Looking for a fun and exciting way to cool off this summer? Check out Keyhole Canyon in Zion National Park. This hike does require a pass and some gear, but is well worth it. You will need at least a 100ft rope as there are about 3 short rappels in this canyon. Depending on the season, you may need a wetsuit as well, as the water can get extremely cold.

Keyhole Canyon
Photo Credit: Patrick McCue on flickr

The trailhead starts on route 9, there will be signs, and roadside parking. Prepare to be hiking for at least 2-3 hours as there are some obstacles and other technicalities that will need to be faced in this hike. This hike is really good for beginning canyoneers as there are several down-climbs that you will need to face, that can be intimidating, but as long as you use opposite force on the walls you will make it down fine. Just be sure to asses the decline before executing.

zion 080
Photo Credit: Lawrence on flickr

This is really a beautiful canyon to explore and you get to capture some stunning slot canyon scenery. This is a hike that you can take older children on, as said before, it is a great beginner canyon. Safety always come first though, make sure that you have the appropriate gear and are evaluating each rappel and decent as carefully as you can before heading onward. have fun and enjoy Keyhole Canyon!

Grafton, UT
Photo Credit: Bingen Cortazar on flickr
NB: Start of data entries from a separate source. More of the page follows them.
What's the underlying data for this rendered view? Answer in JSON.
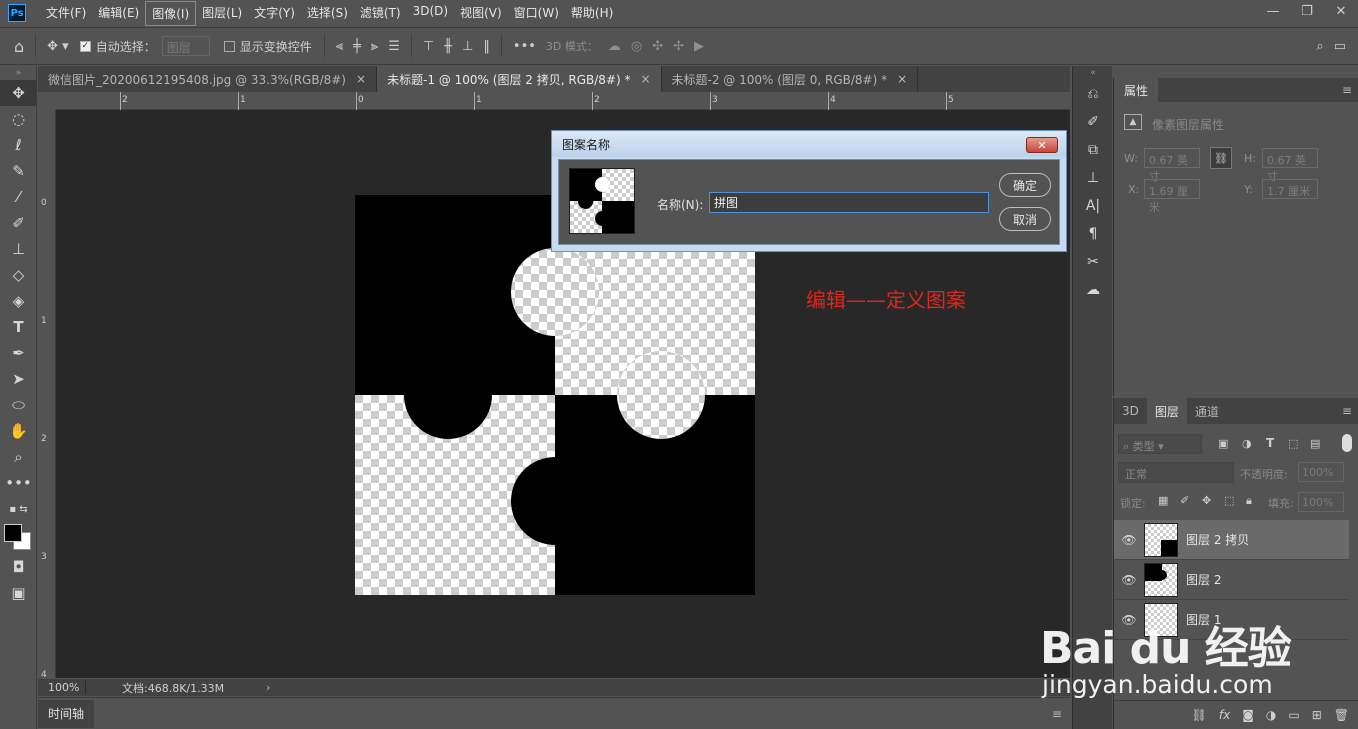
{
  "app": {
    "logo": "Ps",
    "menu": [
      "文件(F)",
      "编辑(E)",
      "图像(I)",
      "图层(L)",
      "文字(Y)",
      "选择(S)",
      "滤镜(T)",
      "3D(D)",
      "视图(V)",
      "窗口(W)",
      "帮助(H)"
    ],
    "active_menu_index": 2
  },
  "options": {
    "auto_select_label": "自动选择：",
    "auto_select_value": "图层",
    "show_transform_label": "显示变换控件",
    "mode_3d_label": "3D 模式："
  },
  "tabs": [
    {
      "label": "微信图片_20200612195408.jpg @ 33.3%(RGB/8#)",
      "active": false,
      "closable": true
    },
    {
      "label": "未标题-1 @ 100% (图层 2 拷贝, RGB/8#) *",
      "active": true,
      "closable": true
    },
    {
      "label": "未标题-2 @ 100% (图层 0, RGB/8#) *",
      "active": false,
      "closable": true
    }
  ],
  "ruler": {
    "h_labels": [
      "2",
      "1",
      "0",
      "1",
      "2",
      "3",
      "4",
      "5"
    ],
    "v_labels": [
      "0",
      "1",
      "2",
      "3",
      "4"
    ]
  },
  "annotation": "编辑——定义图案",
  "dialog": {
    "title": "图案名称",
    "name_label": "名称(N):",
    "name_value": "拼图",
    "ok_label": "确定",
    "cancel_label": "取消",
    "close_label": "✕"
  },
  "status": {
    "zoom": "100%",
    "doc_info": "文档:468.8K/1.33M",
    "timeline_tab": "时间轴"
  },
  "properties": {
    "tab": "属性",
    "subtitle": "像素图层属性",
    "w_label": "W:",
    "w_value": "0.67 英寸",
    "h_label": "H:",
    "h_value": "0.67 英寸",
    "x_label": "X:",
    "x_value": "1.69 厘米",
    "y_label": "Y:",
    "y_value": "1.7 厘米"
  },
  "layers_panel": {
    "tabs": [
      "3D",
      "图层",
      "通道"
    ],
    "active_tab_index": 1,
    "filter_label": "类型",
    "blend_mode": "正常",
    "opacity_label": "不透明度:",
    "opacity_value": "100%",
    "lock_label": "锁定:",
    "fill_label": "填充:",
    "fill_value": "100%",
    "layers": [
      {
        "name": "图层 2 拷贝",
        "visible": true,
        "active": true
      },
      {
        "name": "图层 2",
        "visible": true,
        "active": false
      },
      {
        "name": "图层 1",
        "visible": true,
        "active": false
      }
    ]
  },
  "watermark": {
    "main": "Bai du 经验",
    "sub": "jingyan.baidu.com"
  }
}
Nearby Zion and off a tiny road in the small town of Rockville sits a spooky ghost town. In all reality it really isn’t that scary of a place, from what history tells us, nothing too terrible happened there. It really is just a cute little old town that was abandoned due to lack of farmland. Although it’s not something out of a horror film, it is one of the more fun places to visit while near Zion National Park.
To get there you will take a small, sort of hidden road in Rockville called Bridge Lane, you will come across and old rickety one lane iron bridge, drive across and keep going down the dirt road, you will first come across the graveyard, and if you continue onward you’ll reach the town. Make sure that you keep an eye on the road though as it is right next to a cliff with rocks that jut out, and the road can be very bumpy and has a lot of sharp turns, safety should always come first, drive with caution.
The Town of Grafton was built in 1859 as a cotton growing establishment. You will notice that there are several headstones that are marked with the same death dates, this is due to the life there that was harsh and frequent Indian attacks and floods caused a lot of grief for the early pioneers.
This ghost town is one of the more well preserved and isn’t a tourist trap, you won’t find an old building that has been refurbished and turned into a gift shop or just a bunch of broken down “buildings” (piles of rocks). That is what makes Grafton such a cool experience, there is a lot you can learn about the early settlers in this area from visiting the town, even the cemetery is very protected and maintained.
This is the perfect day trip for those just wanting to get away from the tourists, or if you want to spook your friends and family, visit in the late evening hours!